Top of PROVIDED DATA

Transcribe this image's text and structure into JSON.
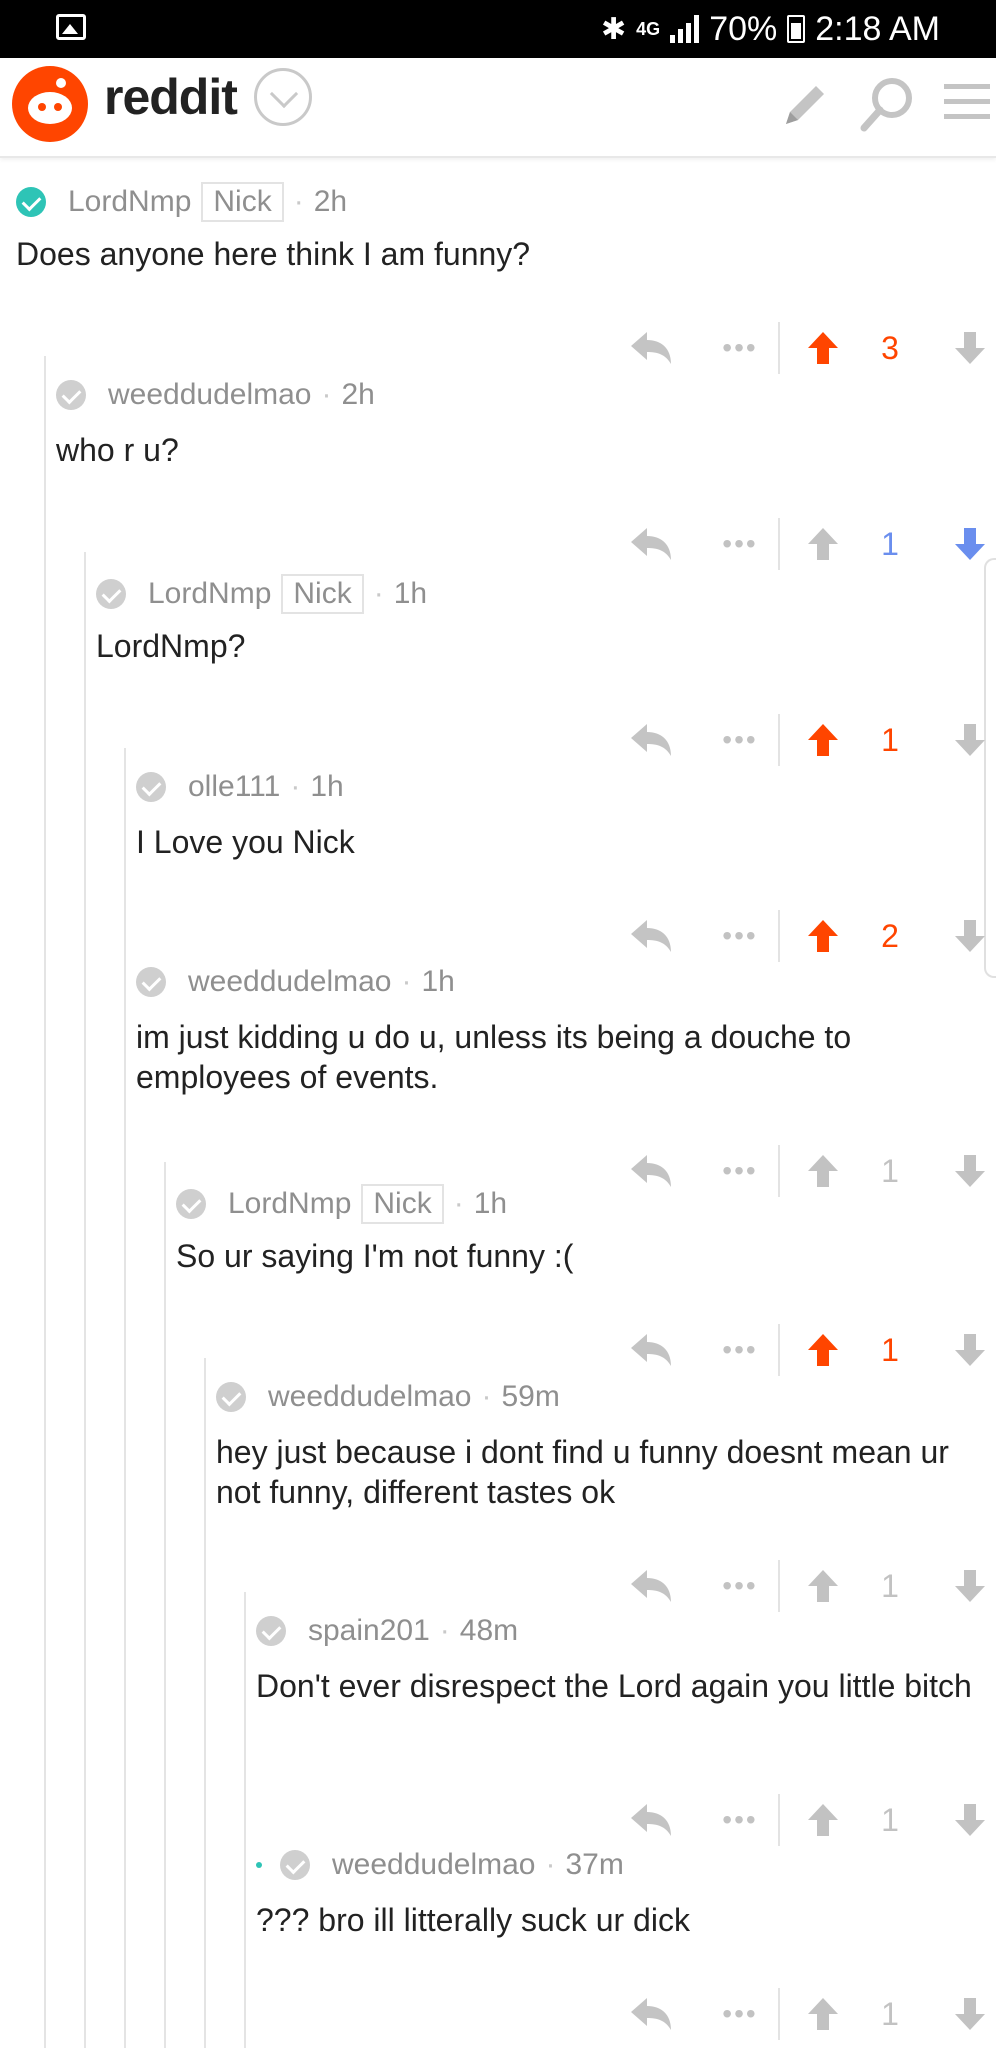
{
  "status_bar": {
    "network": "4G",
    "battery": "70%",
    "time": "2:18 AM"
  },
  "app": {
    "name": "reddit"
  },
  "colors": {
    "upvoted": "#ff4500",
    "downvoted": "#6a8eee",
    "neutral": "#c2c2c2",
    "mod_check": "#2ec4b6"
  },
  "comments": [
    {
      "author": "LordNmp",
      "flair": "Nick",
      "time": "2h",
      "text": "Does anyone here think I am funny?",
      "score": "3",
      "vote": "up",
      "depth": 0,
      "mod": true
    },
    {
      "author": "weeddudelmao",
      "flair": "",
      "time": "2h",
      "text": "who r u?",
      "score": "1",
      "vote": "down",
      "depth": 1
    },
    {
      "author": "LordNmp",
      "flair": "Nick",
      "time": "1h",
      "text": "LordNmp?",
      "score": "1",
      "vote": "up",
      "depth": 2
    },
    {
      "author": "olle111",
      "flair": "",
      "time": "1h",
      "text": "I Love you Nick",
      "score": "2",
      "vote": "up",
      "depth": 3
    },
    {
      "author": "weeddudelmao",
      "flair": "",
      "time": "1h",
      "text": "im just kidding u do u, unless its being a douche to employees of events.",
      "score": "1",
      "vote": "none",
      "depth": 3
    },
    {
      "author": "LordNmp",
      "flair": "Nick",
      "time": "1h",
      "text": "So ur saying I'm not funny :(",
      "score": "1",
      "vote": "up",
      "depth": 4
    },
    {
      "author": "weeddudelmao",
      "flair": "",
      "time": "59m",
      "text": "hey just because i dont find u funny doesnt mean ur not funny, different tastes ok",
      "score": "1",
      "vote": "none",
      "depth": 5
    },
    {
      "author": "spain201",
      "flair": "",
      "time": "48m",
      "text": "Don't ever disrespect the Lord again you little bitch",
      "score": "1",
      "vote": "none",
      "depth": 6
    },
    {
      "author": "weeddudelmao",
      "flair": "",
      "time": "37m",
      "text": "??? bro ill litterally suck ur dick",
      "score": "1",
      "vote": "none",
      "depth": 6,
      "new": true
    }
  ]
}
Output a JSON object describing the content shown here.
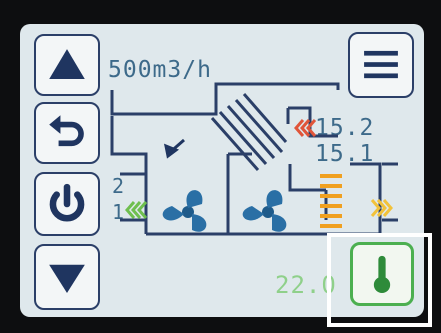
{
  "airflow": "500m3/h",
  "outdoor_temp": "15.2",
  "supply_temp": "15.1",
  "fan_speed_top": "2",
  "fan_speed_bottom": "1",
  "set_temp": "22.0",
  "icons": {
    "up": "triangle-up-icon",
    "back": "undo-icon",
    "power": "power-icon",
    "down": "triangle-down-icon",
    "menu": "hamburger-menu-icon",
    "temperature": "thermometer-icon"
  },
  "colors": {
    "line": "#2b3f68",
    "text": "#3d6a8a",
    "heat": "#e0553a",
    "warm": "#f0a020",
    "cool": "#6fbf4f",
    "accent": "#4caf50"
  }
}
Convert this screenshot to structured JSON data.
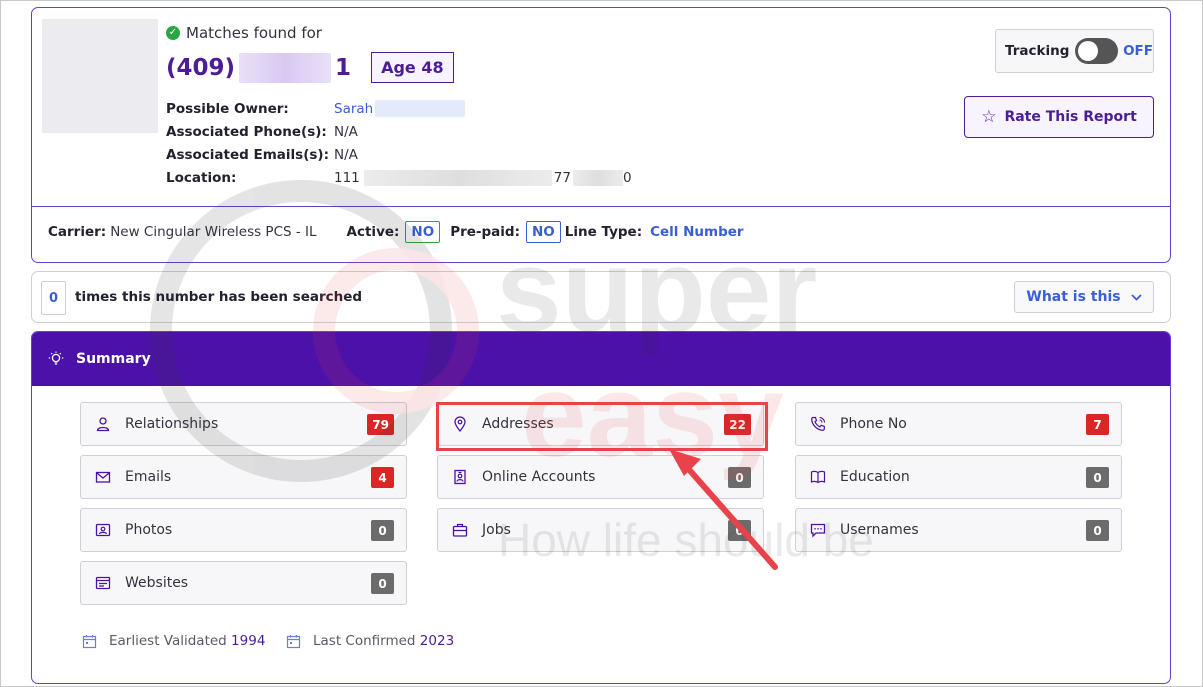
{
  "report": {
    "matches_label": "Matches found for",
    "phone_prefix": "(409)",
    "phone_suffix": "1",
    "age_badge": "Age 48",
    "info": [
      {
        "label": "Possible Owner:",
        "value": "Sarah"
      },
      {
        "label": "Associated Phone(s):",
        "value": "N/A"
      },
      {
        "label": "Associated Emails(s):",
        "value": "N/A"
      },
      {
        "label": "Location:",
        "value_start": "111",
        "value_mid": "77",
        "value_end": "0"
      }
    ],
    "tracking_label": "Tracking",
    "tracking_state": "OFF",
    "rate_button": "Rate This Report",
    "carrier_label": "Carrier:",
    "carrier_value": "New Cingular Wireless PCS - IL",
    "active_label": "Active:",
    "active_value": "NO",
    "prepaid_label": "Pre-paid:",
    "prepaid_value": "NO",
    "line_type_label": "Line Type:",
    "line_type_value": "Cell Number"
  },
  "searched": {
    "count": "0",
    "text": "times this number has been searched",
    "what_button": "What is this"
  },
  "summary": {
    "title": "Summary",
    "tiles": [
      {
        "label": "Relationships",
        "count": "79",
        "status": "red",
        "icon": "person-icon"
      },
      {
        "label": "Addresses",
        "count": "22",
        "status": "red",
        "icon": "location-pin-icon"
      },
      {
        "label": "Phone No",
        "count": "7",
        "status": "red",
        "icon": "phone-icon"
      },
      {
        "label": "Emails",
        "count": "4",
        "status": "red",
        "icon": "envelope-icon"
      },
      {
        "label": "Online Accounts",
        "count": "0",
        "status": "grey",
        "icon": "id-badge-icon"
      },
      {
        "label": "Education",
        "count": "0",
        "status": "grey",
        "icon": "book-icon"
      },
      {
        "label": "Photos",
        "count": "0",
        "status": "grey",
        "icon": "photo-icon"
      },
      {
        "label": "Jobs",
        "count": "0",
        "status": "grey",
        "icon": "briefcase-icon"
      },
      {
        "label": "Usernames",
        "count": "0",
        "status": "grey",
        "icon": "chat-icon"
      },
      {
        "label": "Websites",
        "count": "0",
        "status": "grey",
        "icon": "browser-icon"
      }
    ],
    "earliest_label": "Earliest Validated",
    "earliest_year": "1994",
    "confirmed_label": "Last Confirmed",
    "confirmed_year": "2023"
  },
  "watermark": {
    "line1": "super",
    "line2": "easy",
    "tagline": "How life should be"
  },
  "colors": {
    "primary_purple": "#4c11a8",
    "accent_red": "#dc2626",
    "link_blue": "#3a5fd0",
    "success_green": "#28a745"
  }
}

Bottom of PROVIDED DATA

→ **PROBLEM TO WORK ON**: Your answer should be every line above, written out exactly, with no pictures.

→ **ANSWER BOX**:
Transcribe this image's text and structure into JSON.
{
  "status_bar": {
    "network": "4G",
    "battery": "70%",
    "time": "2:18 AM"
  },
  "app": {
    "name": "reddit"
  },
  "colors": {
    "upvoted": "#ff4500",
    "downvoted": "#6a8eee",
    "neutral": "#c2c2c2",
    "mod_check": "#2ec4b6"
  },
  "comments": [
    {
      "author": "LordNmp",
      "flair": "Nick",
      "time": "2h",
      "text": "Does anyone here think I am funny?",
      "score": "3",
      "vote": "up",
      "depth": 0,
      "mod": true
    },
    {
      "author": "weeddudelmao",
      "flair": "",
      "time": "2h",
      "text": "who r u?",
      "score": "1",
      "vote": "down",
      "depth": 1
    },
    {
      "author": "LordNmp",
      "flair": "Nick",
      "time": "1h",
      "text": "LordNmp?",
      "score": "1",
      "vote": "up",
      "depth": 2
    },
    {
      "author": "olle111",
      "flair": "",
      "time": "1h",
      "text": "I Love you Nick",
      "score": "2",
      "vote": "up",
      "depth": 3
    },
    {
      "author": "weeddudelmao",
      "flair": "",
      "time": "1h",
      "text": "im just kidding u do u, unless its being a douche to employees of events.",
      "score": "1",
      "vote": "none",
      "depth": 3
    },
    {
      "author": "LordNmp",
      "flair": "Nick",
      "time": "1h",
      "text": "So ur saying I'm not funny :(",
      "score": "1",
      "vote": "up",
      "depth": 4
    },
    {
      "author": "weeddudelmao",
      "flair": "",
      "time": "59m",
      "text": "hey just because i dont find u funny doesnt mean ur not funny, different tastes ok",
      "score": "1",
      "vote": "none",
      "depth": 5
    },
    {
      "author": "spain201",
      "flair": "",
      "time": "48m",
      "text": "Don't ever disrespect the Lord again you little bitch",
      "score": "1",
      "vote": "none",
      "depth": 6
    },
    {
      "author": "weeddudelmao",
      "flair": "",
      "time": "37m",
      "text": "??? bro ill litterally suck ur dick",
      "score": "1",
      "vote": "none",
      "depth": 6,
      "new": true
    }
  ]
}
Output a JSON object describing the content shown here.
{
  "airflow": "500m3/h",
  "outdoor_temp": "15.2",
  "supply_temp": "15.1",
  "fan_speed_top": "2",
  "fan_speed_bottom": "1",
  "set_temp": "22.0",
  "icons": {
    "up": "triangle-up-icon",
    "back": "undo-icon",
    "power": "power-icon",
    "down": "triangle-down-icon",
    "menu": "hamburger-menu-icon",
    "temperature": "thermometer-icon"
  },
  "colors": {
    "line": "#2b3f68",
    "text": "#3d6a8a",
    "heat": "#e0553a",
    "warm": "#f0a020",
    "cool": "#6fbf4f",
    "accent": "#4caf50"
  }
}
Convert this screenshot to structured JSON data.
{
  "report": {
    "matches_label": "Matches found for",
    "phone_prefix": "(409)",
    "phone_suffix": "1",
    "age_badge": "Age 48",
    "info": [
      {
        "label": "Possible Owner:",
        "value": "Sarah"
      },
      {
        "label": "Associated Phone(s):",
        "value": "N/A"
      },
      {
        "label": "Associated Emails(s):",
        "value": "N/A"
      },
      {
        "label": "Location:",
        "value_start": "111",
        "value_mid": "77",
        "value_end": "0"
      }
    ],
    "tracking_label": "Tracking",
    "tracking_state": "OFF",
    "rate_button": "Rate This Report",
    "carrier_label": "Carrier:",
    "carrier_value": "New Cingular Wireless PCS - IL",
    "active_label": "Active:",
    "active_value": "NO",
    "prepaid_label": "Pre-paid:",
    "prepaid_value": "NO",
    "line_type_label": "Line Type:",
    "line_type_value": "Cell Number"
  },
  "searched": {
    "count": "0",
    "text": "times this number has been searched",
    "what_button": "What is this"
  },
  "summary": {
    "title": "Summary",
    "tiles": [
      {
        "label": "Relationships",
        "count": "79",
        "status": "red",
        "icon": "person-icon"
      },
      {
        "label": "Addresses",
        "count": "22",
        "status": "red",
        "icon": "location-pin-icon"
      },
      {
        "label": "Phone No",
        "count": "7",
        "status": "red",
        "icon": "phone-icon"
      },
      {
        "label": "Emails",
        "count": "4",
        "status": "red",
        "icon": "envelope-icon"
      },
      {
        "label": "Online Accounts",
        "count": "0",
        "status": "grey",
        "icon": "id-badge-icon"
      },
      {
        "label": "Education",
        "count": "0",
        "status": "grey",
        "icon": "book-icon"
      },
      {
        "label": "Photos",
        "count": "0",
        "status": "grey",
        "icon": "photo-icon"
      },
      {
        "label": "Jobs",
        "count": "0",
        "status": "grey",
        "icon": "briefcase-icon"
      },
      {
        "label": "Usernames",
        "count": "0",
        "status": "grey",
        "icon": "chat-icon"
      },
      {
        "label": "Websites",
        "count": "0",
        "status": "grey",
        "icon": "browser-icon"
      }
    ],
    "earliest_label": "Earliest Validated",
    "earliest_year": "1994",
    "confirmed_label": "Last Confirmed",
    "confirmed_year": "2023"
  },
  "watermark": {
    "line1": "super",
    "line2": "easy",
    "tagline": "How life should be"
  },
  "colors": {
    "primary_purple": "#4c11a8",
    "accent_red": "#dc2626",
    "link_blue": "#3a5fd0",
    "success_green": "#28a745"
  }
}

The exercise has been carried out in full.